As our preferred modes of transport change, it is influencing the way our cities are designed and constructed.
Buildings need to accommodate emerging forms of transport in an effort to reduce congestion and make our cities more accessible.
From the rise of e-bikes and ridesharing, to the near future of driverless cars and drone deliveries, the design of commercial buildings are shifting to help promote different modes of transport that will alleviate the congestion plaguing major cities across the world.
This is already being seen in London, where transport is having an impact on how the next generation of commercial developments are being created, with particular thought being given to creating less intrusive construction schedules and innovative building design principles.
Before the building is complete, designers and architects are considering how their construction programme will have an impact on the accessibility and congestion of the city—with most innovative approaches now centred on using prefabricated buildings to limit the disruption to inner-city roads.
The Leadenhall Building in London is a prime example of this, completed in 2014 it had 86 per cent of its construction completed off-site, with the project only taking 13 months to top out because of its use of prefabricated structures.
Driving the need for prefabrication is the impact that building construction can have on neighbours and city occupants, with a prefabricated construction approach successfully minimising the issues of noise, dust and increased congestion due to construction activities.
The benefits of off-site fabrication also spread into the building’s overall quality, improved health and safety for workers and reduced construction waste.
In London, the consistent feedback has been that the need for efficient building timelines, improved congestion and improved community relations have been the driving force behind development teams implementing these innovative construction technologies on their projects.
In all major cities, ride sharing, cycling infrastructure (such as end-of-trip facilities and bike lanes), e-bikes and e-scooters are all working to reduce the need for car parking within the CBD and commercial developments.
This reduction in the need for parking is set to become even more commonplace as we begin to see automated vehicles and drone deliveries becoming the norm in our CBDs.
To accommodate this shift in transportation, the design of commercial developments is changing.
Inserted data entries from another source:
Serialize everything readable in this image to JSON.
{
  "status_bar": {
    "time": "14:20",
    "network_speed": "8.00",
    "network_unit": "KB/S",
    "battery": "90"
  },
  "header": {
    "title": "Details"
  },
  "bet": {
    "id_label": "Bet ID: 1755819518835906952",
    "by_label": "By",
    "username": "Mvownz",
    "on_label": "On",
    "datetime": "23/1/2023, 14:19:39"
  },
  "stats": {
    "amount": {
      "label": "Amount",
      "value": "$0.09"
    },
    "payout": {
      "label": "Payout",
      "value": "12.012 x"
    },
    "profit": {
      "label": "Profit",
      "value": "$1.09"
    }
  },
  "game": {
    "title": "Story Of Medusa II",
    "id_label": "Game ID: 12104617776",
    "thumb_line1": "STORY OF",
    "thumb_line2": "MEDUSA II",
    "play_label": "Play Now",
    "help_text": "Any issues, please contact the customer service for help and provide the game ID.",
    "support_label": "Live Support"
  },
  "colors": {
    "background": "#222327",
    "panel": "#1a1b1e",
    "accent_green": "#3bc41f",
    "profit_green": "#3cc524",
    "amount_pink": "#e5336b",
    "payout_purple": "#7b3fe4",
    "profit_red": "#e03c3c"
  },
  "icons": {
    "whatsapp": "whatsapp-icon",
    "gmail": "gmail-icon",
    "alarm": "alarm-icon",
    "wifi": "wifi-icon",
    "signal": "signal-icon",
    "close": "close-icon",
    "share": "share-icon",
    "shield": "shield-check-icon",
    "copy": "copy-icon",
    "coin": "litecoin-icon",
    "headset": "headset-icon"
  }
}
Basement carparks are being reduced, and being replaced with larger, better-serviced end-of-trip and wellness facilities with independent entries away from vehicle access.
These facilities are also being lifted out of basement spaces, and instead are being used to link with outdoor and retail spaces. This frees up much of the space in basement areas, and in the future these buildings may not need basement space, or could move other services to the area.
In Australia, Gray Puksand is one design firm leading the way, as their commercial projects that feature above ground car parking have increased floor to floor height to allow for future conversion to both commercial and retail space.
End-of-trip and wellness facilities are also being designed to access natural light and external spaces and round out the wellness offering. The Gateway Wellspace, designed by Gray Puksand in the iconic Gateway Building Circular Quay is an example of these changes incorporating end-of-trip design features such as bike parking and change rooms and a full amenity suite with a multi-purpose studio.
This decreased need for on-site carparking is also being driven by the changing use of the workspace and the growing demand for flexible spaces. In London, more than 21 per cent of all commercial office leases are for flexible spaces, and in Sydney and Melbourne it is expected that 12 per cent of commercial office leases will be flexible by 2030.
As congestion in the CBD increases, the way that commercial building loading docks operate needed to adapt to ensure that efficiency and reliability was maintained amongst the traffic.
In new-age cities such as London, the largest commercial towers are aggregating all deliveries to a central, off-site depot where they can then transport to each building with one operator – dramatically reducing the amount of vehicle movement and congestion within loading docks.
As technology advances, data capture and smart technology will also allow building managers to plan their deliveries months in advance, while smart devices can communicate with logistic suppliers to ensure that deliveries are only done when required to reduce the need for storage space or unnecessary waste.
As our reliance on vehicles begins to dwindle in the city, it presents a unique opportunity for designers to increase public spaces and to work on creating interactions between the buildings – making cities even more workable and liveable.
Reduced traffic allows for footpaths to be widened, and spaces between buildings can be designated as vehicle-free, allowing for them to be landscaped and designed to increase amenity for the end-user.
The Elizabeth street project Gray Puksand is undertaking with developer PDG includes the creation of a new pedestrian laneway precinct, whilst a four building project in suburban Melbourne for Salta Properties is removing all cars from the public realm and focussing on the human experience as part of the offering of commercial office space.
The immediate urban realm will become of greater and greater influence on commercial decisions made by building occupants.
Public transport is also integral to the success of projects looking to reduce reliance on vehicles, and this results in precincts that feature significant pedestrian and community spaces – allowing for a more human city.
There is no question that as our transport methods change, our cities will change alongside them – but the impact that it is having on the design and construction of commercial buildings is already being felt across the world.
As our design principles change, the industry is shifting away from commercial design centred on basement carparking and vehicle access. Instead, design is focused on integrated end-of-trip and wellness facilities, increased pedestrian accessibility and construction methods that have less of an impact on the community.
These solutions have come from the need to address the congestion in our cities, but will ultimately lead to the creation of better, more human cities.
Published: The Urban Developer — Tuesday 27 August, 2019